The film features Tatum’s best performance to date (following his breakthrough turn in this year’s “21 Jump Street”), and “Magic Mike” is at its most electric when he is onscreen. Pettyfer fares nearly as well, and the brotherly bond between the two is as believable as it is harrowing. The rest of the cast, made up of smaller supporting roles, accents the intense and increasingly apparent dismay in Mike’s life. These are not content, functional people, and their stage personalities only mask (if not highlight) their inadequacies as human beings.
Male stripping aside (which isn’t necessarily the crux of the film), “Magic Mike” is one of Steven Soderbergh’s finest works to date. His usually stark cinematography is sometimes lost on audiences, but here it is used to overwhelming effect. In conjunction with the high-energy and bright colors of the club scenes, the desolate photography and desperate onscreen personalities combine to make an incomparably dark but hopeful character study. If Soderbergh actually retires from filmmaking as he intends to next year, his imagination and unique creative voice will be missed tremendously.
Rating: ★★★★ 1/2 out of ★★★★★ (Excellent)
Studio: Warner Bros.
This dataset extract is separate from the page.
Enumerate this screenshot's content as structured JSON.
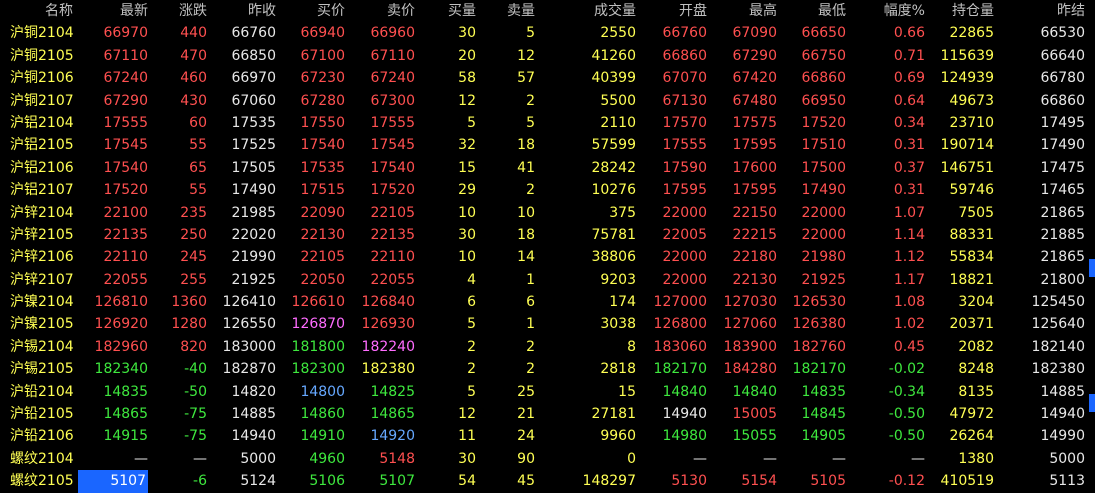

Pictures
Director: Steven Soderbergh
Screenwriter: Reid Carolin
Starring: Channing Tatum, Alex Pettyfer, Matthew McConaughey, Cody Horn, Olivia Munn, Matt Bomer, Riley Keough, Joe Mangianello, Kevin Nash, Adam Rodriguez, Gabriel Iglesias
MPAA Rating: R (for pervasive sexual content, brief graphic nudity, language and some drug use)